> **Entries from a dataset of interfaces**
::::::
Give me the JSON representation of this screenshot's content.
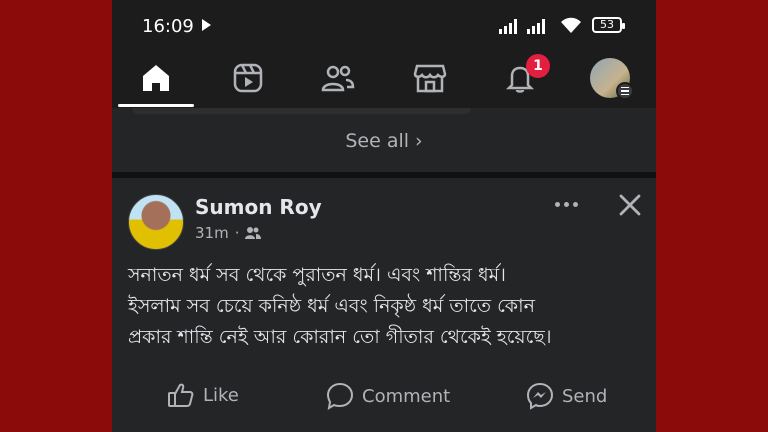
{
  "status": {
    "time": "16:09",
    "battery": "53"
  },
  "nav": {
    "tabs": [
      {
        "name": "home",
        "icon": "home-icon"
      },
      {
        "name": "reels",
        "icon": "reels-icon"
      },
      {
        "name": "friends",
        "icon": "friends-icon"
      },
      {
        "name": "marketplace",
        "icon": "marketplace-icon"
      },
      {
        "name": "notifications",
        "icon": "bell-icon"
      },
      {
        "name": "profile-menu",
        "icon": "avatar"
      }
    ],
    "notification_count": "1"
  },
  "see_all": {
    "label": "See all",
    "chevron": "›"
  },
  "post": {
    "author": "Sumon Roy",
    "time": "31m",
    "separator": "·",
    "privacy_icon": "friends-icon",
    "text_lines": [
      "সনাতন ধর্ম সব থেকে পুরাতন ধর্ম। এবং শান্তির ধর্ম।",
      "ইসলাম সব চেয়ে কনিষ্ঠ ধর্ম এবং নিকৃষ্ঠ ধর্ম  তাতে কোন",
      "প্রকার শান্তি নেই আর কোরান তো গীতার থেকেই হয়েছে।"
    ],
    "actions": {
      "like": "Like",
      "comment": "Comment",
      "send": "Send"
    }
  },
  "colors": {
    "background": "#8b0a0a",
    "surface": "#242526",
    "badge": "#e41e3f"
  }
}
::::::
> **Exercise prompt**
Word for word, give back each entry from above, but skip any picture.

> **Task solution**
Give me the JSON representation of this screenshot's content.
{
  "status": {
    "time": "16:09",
    "battery": "53"
  },
  "nav": {
    "tabs": [
      {
        "name": "home",
        "icon": "home-icon"
      },
      {
        "name": "reels",
        "icon": "reels-icon"
      },
      {
        "name": "friends",
        "icon": "friends-icon"
      },
      {
        "name": "marketplace",
        "icon": "marketplace-icon"
      },
      {
        "name": "notifications",
        "icon": "bell-icon"
      },
      {
        "name": "profile-menu",
        "icon": "avatar"
      }
    ],
    "notification_count": "1"
  },
  "see_all": {
    "label": "See all",
    "chevron": "›"
  },
  "post": {
    "author": "Sumon Roy",
    "time": "31m",
    "separator": "·",
    "privacy_icon": "friends-icon",
    "text_lines": [
      "সনাতন ধর্ম সব থেকে পুরাতন ধর্ম। এবং শান্তির ধর্ম।",
      "ইসলাম সব চেয়ে কনিষ্ঠ ধর্ম এবং নিকৃষ্ঠ ধর্ম  তাতে কোন",
      "প্রকার শান্তি নেই আর কোরান তো গীতার থেকেই হয়েছে।"
    ],
    "actions": {
      "like": "Like",
      "comment": "Comment",
      "send": "Send"
    }
  },
  "colors": {
    "background": "#8b0a0a",
    "surface": "#242526",
    "badge": "#e41e3f"
  }
}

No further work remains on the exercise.